The mighty Tube, or Underground, is London's subway system
The quickest and most popular way to get around town is the London Underground, known locally as The Tube.
This is London’s subway system (although in British the word “subway” means “pedestrian underpass”).
The Underground is a complex network of lines and interchanges that make getting anywhere in London easy—though do expect to change trains on probably half your journeys.
How much does a ticket on the London Tube cost?
In general, for travel within Zones 1 and 2 (covering 99% of the London most visitors use), a ride on the Tube costs:
- £2.30–£2.90: Oyster Card; daily price cap: £6.40 (best for stays of1–4 days)
- £32.10: Unlimited-ride 7-day Travelcard; (best for stays of 5+ days)
- £4.80: Single ticket
- £5–£10/day: London Pass Travelcard
As you can see above, you should never, ever buy an individual ticket; you can save more than 50% just by picking up an Oyster Card and using that.

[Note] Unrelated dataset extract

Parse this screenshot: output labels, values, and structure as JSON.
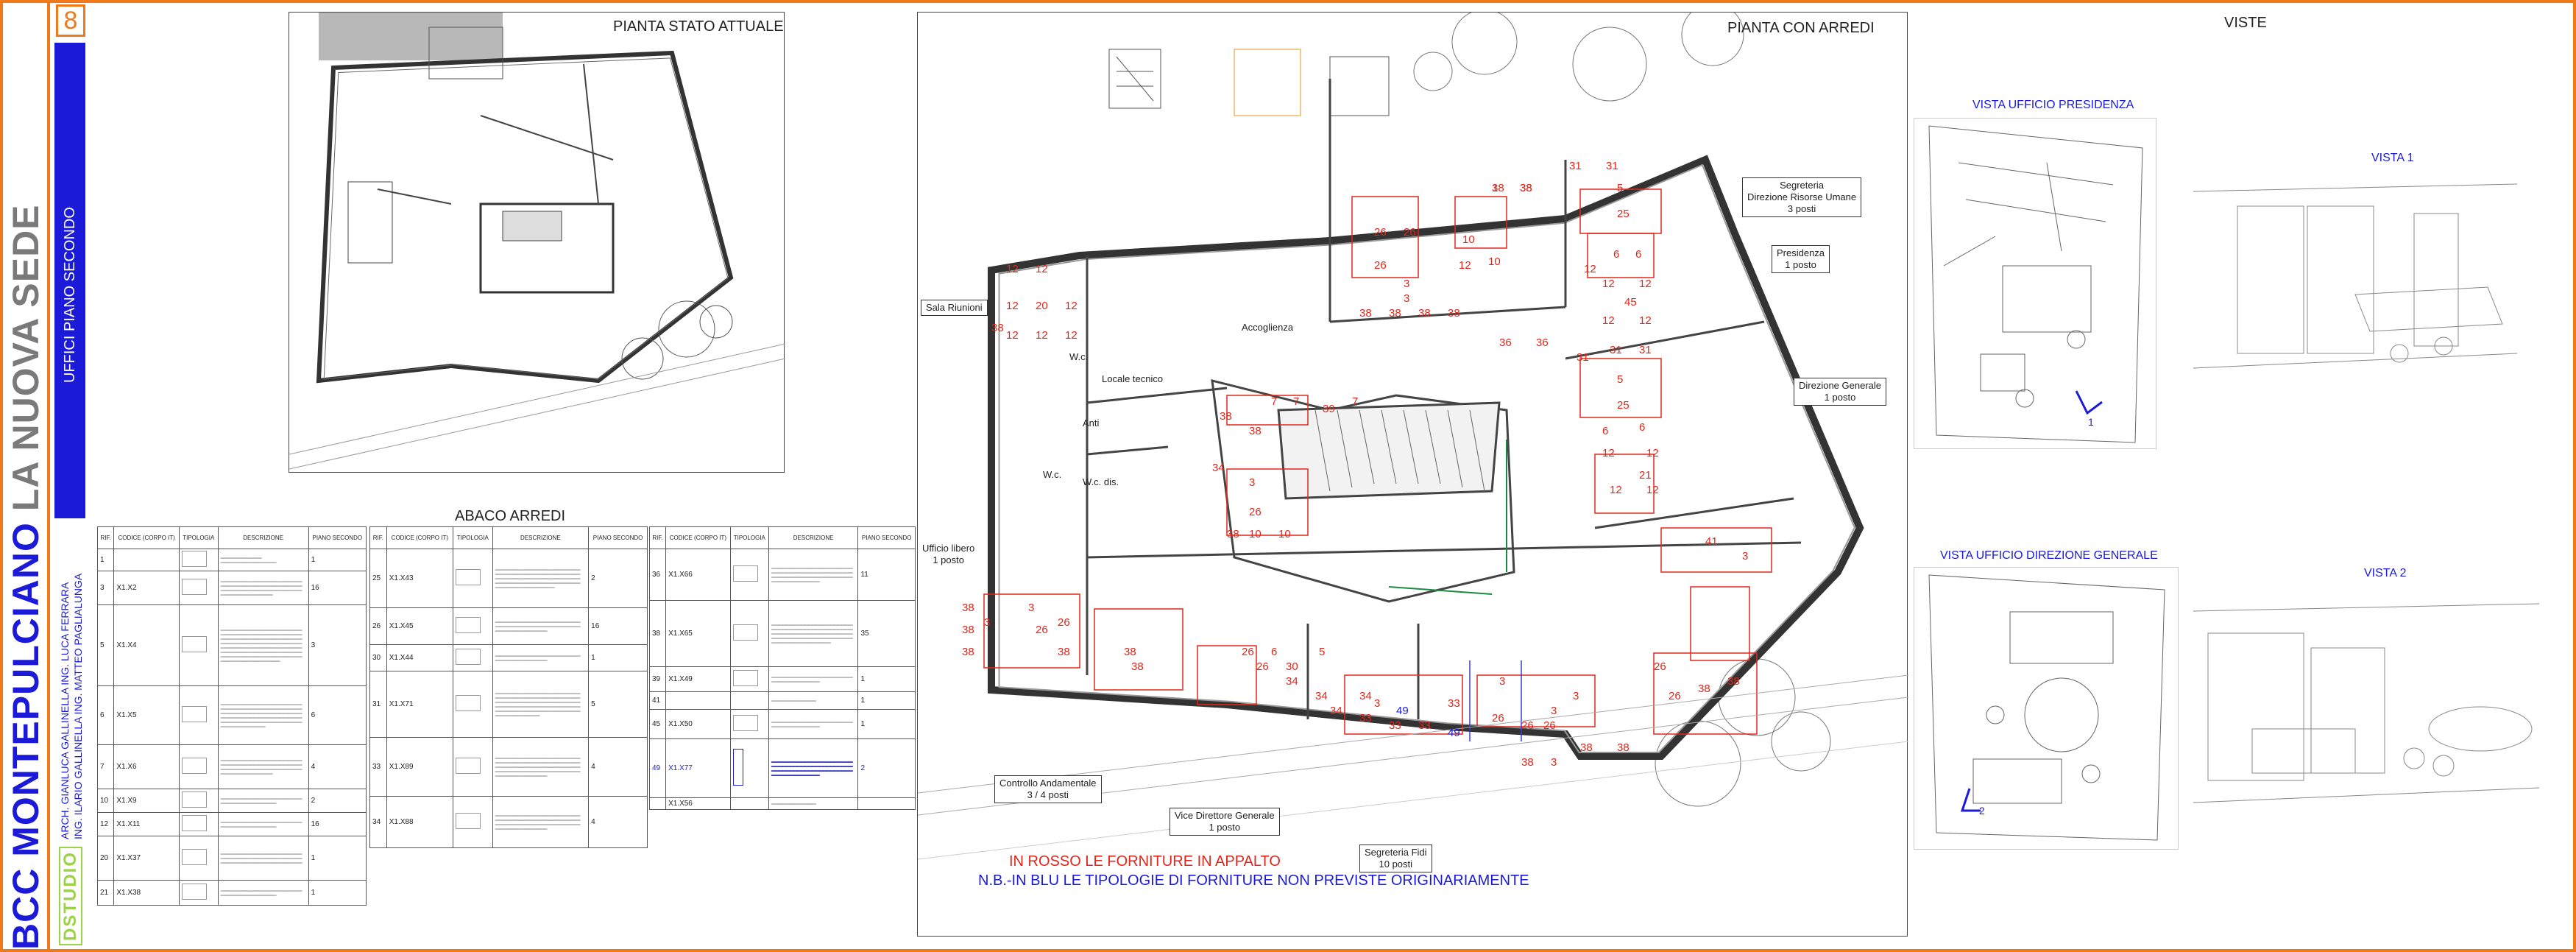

How do I get a map of the London Underground?
Grab yourself a copy of the famous map of the Underground system, instantly recognizable for the Absolute-bottle-on-its-side silhouette of the yellow Circle line—which pretty much proscribes the parts of London in which most visitors spend the vast majority of their time.
(Note: This resemblance to a famous 1980-90s Absolut ad campaign is unintentional; The map's design dates way back to 1931.)
There are free pamphlets featuring the map everywhere at Tube stations (and in most London guidebooks)—or download a PDF of the Tube map from TFL directly to your phone. (You can also get a download link by texting "Tubemap"—without the quotation marks— to tel. 60835.)
DLR and London Overground trains
There are also two light rail networks that, while technically separate systems, are for all intents and purposes part of the vast Tube system, as they interconnect with it and use the same tickets and passes.
The Docklands Light Rail, or DLR, (indicated by parallel aqua lines on the Tube map) is a network of trains that covers much of London's East End, venturing into Central London at to link up with the Tube at the Bank-Monument interchange (you might use it when visiting Greenwich).
To calculate rough travel time, count on an average of three minutes between Tube stops, three minutes to make a transfer, and 5 minutes waiting for a train.
I love the London Underground, but sometimes it makes me feel like a gopher, spending all my time tunneling under the city, popping up merely to walk a bock or two to my destination, then scurrying back underground to tunnel off to the next stop.
You'll often find that two stops on the Tube—sometimes even stops on different lines—are, in reality, mere blocks apart and easily walkable.
Yes, it is a masterpiece of graphic design—a classic—but as a "map" it is excessively stylized, with the actual distances often mightily stretched or compressed so as to make room for all the labels and stations. (Calling it a "diagram" instead of a "map" might make it a bit less misleading.)
The Underground map is eminently readable, but the map reflects neither the actual routes of the lines (the Circle line does not, in fact, describe a perfect "Absolute bottle" shape), nor the true distances between stops.
In Britain, a "subway" sign indicates a pedestrian tunnel that goes under a busy street. Unlike in America, subway is not a synonym for the local urban underground train system (though Londoners usually know that we Yanks are referring to the Tube when we mistakenly say "subway").
In other words, you can take the subway to get to the Tube, but you can't take a ride on the subway. Got it?